The action left her weak and shaking in her seat.

Dawn chuckled beside her, low and fierce, Was that supposed to make me want to apologize? A single tear rolled down her cheek, Sometimes in order to save the world you have to destroy it.

Is that what Buffy would do?

Buffy was a hero. She lived like a hero and died like a hero. She didn’t change the world, she just kept it spinning the same way it always did. I rip things up and expect the world to fix itself. I’m not a hero.

 

I’m the reason we need heroes.

 

 

 

 

(When they finally fuck, in the shower of one of the nicer hotels on their tour of the apocalypse, it isn’t love and it isn’t not it just is; Dawn’s tongue rough and fingers tender, Cordelia’s lips warm and teeth sharp. It isn’t at all like any memory because it’s real and hard and their hearts pound in-sync as though they are normal human women.

And maybe that’s why they kept clinging to each other night after night.)

 

 

 

Ten cars and uncountable slices of pie later, a vision comes in a coffee shop of a girl in the alley just beside them.

Dawn is vengeance and fury and light and death. She’s beautiful in her rage.

He’s human.
An ex-boyfriend angry.
She’s human.
Fragile, breakable.
They find her fighting back and clawing bloody stripes into his skin with her claws.

 

 

Okay, so the mission has changed.

Let the heroes deal with the demon problem.

There’s always a place for heroes.

Let’s help the helpless.

 

 

They help the apocalypse along, chip away at the cracks in the world where the light is finally starting to show through. They snub the world they knew and the rules they were taught to follow.

(The Sight changes with the mission. They are the Powers That Be. They are writing new rules in the sand for the next generation to blow away.)

 

 

 

They only kiss under the stars because it’s when the moon is full and the sky is lit from galaxies too far away that they feel infinite.

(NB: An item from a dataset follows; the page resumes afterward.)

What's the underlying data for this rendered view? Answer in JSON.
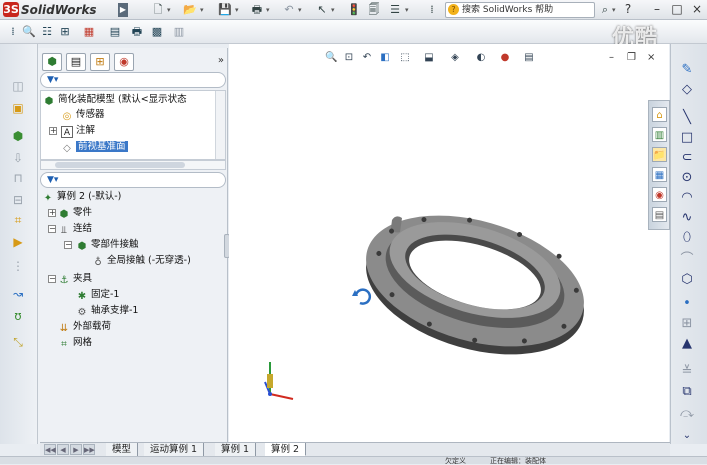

They kiss to feel human.

 

 

 

It lasts as long as they can make it last.

 

(Anyway, the war rages on.)